I just hope that the FB Corse project provides a bike that will give enough to let him show some sparkle. The best jockey in the world can't get a totally dead horse to the post.

As you already know, I agree with you...  up to a point.  I don't know if his passport was a liability back then, as much as Michelin stopped making the "McCoy Specials" that no one else could use.  When they decided to make him buy "off the rack" (which doesn't seem like that could have been because Red Bull wouldn't pony up), he started going backwards and crashing.

It would have been a real coup if Dunlop had found some magic for him that year with the Green Pig, but alas...  no such luck.

I posited years ago that McCoy and Elias would make marketing gold for an otherwise underfunded team.  Here's to reviving that hope in '11!

Seriously, McCoy needs to be in MotoGP. Where Elias got a break McCoy should have been all along. Even if it is Moto2, I am glad to see him back!

probably wasn't such an issue back then, Rats, as you say - Aussies were in good repute after Gardner, Doohan and to a lesser degree Beattie had cemented the fact that a good Aussie could be highly competitive. Gazza, Westie, Mladin, Bayliss and a few others all got a chance to try racing in the top rung and it's not as if there weren't other very good riders from other countries around, I'm not arguing for a moment that Aussies are automatically discounted.

However, national sponsorship of the sort that one understands help the Talmacsi's and others just doesn't exist for Aussies, as far as I'm aware - the exception in motorsport being Mark Webber who did get a leg-up from a national sponsor. I can't even think of one serious Aussie sponsor for Stoner! So, when $$ can make the difference, it can be a bigger battle for those who come from countries that don't 'value' their riding heroes - and that isn't just the land down under, by any means....

I don't think it is just an accident that Aussies seem to fare well in Ducati teams, I believe we're one of the biggest markets for Ducs.
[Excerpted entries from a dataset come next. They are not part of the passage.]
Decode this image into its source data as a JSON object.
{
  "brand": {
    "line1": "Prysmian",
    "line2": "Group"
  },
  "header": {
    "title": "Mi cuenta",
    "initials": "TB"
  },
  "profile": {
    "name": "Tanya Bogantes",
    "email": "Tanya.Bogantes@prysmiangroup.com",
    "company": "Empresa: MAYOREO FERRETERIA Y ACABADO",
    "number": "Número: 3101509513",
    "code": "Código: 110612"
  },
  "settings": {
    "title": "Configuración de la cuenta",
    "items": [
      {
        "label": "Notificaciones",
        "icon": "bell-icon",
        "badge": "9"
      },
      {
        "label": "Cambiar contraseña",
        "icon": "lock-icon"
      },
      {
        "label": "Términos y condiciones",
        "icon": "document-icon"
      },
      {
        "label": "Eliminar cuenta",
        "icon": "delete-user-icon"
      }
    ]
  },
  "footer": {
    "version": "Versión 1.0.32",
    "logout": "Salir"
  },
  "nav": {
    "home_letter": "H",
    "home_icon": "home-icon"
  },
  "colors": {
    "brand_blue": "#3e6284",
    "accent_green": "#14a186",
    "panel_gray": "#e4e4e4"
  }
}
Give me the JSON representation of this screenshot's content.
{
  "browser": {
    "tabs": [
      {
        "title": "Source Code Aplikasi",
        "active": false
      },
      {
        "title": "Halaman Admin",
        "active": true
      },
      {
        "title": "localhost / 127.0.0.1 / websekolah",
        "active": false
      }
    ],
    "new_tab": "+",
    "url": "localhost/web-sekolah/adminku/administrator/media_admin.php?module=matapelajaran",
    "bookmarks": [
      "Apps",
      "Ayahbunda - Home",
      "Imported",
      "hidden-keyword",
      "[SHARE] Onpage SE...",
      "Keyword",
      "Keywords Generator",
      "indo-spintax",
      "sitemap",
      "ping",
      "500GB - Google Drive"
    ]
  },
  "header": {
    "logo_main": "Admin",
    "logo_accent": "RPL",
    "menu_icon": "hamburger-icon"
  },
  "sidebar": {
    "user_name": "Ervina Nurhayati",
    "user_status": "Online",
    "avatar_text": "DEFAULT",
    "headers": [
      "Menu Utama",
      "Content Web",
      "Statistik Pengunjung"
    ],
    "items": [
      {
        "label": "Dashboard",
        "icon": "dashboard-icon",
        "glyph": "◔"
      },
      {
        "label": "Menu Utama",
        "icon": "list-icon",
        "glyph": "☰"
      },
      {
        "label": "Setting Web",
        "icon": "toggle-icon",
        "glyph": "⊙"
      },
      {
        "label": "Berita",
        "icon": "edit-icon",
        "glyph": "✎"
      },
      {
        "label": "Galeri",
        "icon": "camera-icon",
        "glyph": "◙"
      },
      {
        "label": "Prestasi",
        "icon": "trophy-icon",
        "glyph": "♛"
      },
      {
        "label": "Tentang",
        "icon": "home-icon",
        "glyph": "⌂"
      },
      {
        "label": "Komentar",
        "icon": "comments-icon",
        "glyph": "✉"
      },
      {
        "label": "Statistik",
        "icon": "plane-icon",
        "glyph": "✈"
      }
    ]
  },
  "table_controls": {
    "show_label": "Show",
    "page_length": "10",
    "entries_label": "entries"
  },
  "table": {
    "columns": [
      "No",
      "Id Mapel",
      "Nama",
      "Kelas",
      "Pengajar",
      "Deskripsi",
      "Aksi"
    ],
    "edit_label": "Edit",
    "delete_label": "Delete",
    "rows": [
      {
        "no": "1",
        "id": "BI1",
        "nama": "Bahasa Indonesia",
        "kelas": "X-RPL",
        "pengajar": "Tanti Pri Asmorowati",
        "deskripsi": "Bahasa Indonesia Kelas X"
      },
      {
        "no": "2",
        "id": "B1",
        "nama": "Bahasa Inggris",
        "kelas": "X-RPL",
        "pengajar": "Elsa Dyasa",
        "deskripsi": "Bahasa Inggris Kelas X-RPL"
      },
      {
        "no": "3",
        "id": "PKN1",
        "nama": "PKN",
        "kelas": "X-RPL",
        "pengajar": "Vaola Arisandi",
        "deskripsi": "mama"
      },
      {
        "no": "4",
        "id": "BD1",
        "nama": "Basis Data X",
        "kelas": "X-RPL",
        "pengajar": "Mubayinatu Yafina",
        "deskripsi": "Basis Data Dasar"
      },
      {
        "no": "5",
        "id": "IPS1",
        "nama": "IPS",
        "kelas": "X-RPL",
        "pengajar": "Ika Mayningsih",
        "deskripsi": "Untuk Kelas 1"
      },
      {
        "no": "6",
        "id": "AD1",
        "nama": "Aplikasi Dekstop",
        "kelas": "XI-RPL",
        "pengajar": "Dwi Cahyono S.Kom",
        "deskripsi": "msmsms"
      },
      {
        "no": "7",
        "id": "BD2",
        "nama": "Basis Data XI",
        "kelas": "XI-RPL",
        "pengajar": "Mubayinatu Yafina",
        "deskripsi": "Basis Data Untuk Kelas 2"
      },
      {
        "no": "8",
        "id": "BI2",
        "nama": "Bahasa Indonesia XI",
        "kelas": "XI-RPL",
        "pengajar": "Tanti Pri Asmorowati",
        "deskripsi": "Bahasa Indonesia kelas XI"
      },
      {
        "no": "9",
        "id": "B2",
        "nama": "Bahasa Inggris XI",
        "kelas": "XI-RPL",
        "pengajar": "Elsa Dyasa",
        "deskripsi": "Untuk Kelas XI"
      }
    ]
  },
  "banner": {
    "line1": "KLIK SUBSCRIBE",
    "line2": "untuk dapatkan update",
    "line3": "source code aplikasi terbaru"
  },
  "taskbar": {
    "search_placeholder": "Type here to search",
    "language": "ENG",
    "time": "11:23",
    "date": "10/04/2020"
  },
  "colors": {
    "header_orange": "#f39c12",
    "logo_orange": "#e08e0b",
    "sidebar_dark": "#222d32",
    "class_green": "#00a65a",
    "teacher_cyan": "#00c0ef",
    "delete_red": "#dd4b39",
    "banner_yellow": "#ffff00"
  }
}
Hell, I even saw a couple of weeks ago a Desmosedici parked outside a small average country roadside service station / restaurant that had been DROPPED! We buy 'em and ride 'em...

Come on guys, there is no such thing as "wrong passport".

Gazza McCoy is definitely a very talented, likeable rider and I love his sideways style as much as the next fan but I don't think he's been passed over because he's an Aussie.

A lot of other non-talent related things happen that have a negative effect on a rider's career, but its often is easy to pull the nationality card as an excuse.

Maybe the right passport will get a rider an opportunity, but only results will keep him in place after a while. Look at Angel Nieto's 2 sons and nephew. Gelete, Pablo and Fonsi have all had GP opportunities in 125cc and Fonsi even won races in 250cc, but neither Angel's influece nor their being Spanish has kept them in GP racing.

I think there is no question that Elias is talented, but his inconsitency has finally cost him a MotoGP ride even as 7th overall and second best privateer.

Much has been said of Edwards staying in the class because of Rossi's support, but just look at his results last year and how he shredded Toseland.

Lets face it, at any top level endevor you either deliver or you are out.

Excluding his first year, Checa spent 9 seasons on 500s and MotoGp always finishing the championship between 8th and 4th place. Thats definitely not Rossi performance, but not that shabby either.

I don't think he was hired into the Ten Cate WSBK team because of his nationality as WSBK following is, unfortunately, very marginal in Spain. But he has clearly failed to perform and has been let go, so it all seems pretty fair.

Also remeber taht other Spanish riders like Greg Lavilla and Ruben Xaus have failed to make an impression in GP teams and have had to migrate to other championships.

Frankly I don't know which British or Australian riders were kept out of GPs because Checa maintained his spot, but a lot of the top British riders just seem to prefer to stick with BSB and WSBK than move to GPs. I hope Crutchlow will eventually be an exception because it is a pity that the top SS rider is not in Moto2 this year.